* [Exercise instructions]
Show every line of the data that includes the word "file".

(Web page and app entries)
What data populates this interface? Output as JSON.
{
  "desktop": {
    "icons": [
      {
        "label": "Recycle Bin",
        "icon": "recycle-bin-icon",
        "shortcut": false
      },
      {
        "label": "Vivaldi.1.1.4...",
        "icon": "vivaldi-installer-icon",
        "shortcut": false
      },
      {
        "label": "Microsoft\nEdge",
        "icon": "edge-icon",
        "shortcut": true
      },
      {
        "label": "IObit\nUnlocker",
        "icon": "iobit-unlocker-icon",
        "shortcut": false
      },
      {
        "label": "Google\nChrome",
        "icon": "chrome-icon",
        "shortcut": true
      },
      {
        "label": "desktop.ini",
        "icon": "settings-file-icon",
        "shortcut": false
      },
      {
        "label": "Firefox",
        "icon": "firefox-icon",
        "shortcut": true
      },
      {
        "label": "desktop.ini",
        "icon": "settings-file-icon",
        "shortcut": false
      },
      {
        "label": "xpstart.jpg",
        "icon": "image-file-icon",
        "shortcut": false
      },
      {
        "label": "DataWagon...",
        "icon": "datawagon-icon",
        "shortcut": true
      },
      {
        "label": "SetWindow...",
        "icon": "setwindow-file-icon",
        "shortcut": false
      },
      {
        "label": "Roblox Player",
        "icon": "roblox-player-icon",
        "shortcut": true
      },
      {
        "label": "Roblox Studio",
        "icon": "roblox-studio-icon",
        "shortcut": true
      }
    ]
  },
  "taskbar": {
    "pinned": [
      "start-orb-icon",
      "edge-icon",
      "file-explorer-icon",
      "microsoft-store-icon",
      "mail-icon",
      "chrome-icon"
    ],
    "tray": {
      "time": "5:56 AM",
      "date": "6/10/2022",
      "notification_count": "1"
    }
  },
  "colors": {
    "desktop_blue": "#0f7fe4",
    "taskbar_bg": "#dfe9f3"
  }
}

* [Response to the task]
        "icon": "settings-file-icon",
        "icon": "settings-file-icon",
        "icon": "image-file-icon",
        "icon": "setwindow-file-icon",
      "file-explorer-icon",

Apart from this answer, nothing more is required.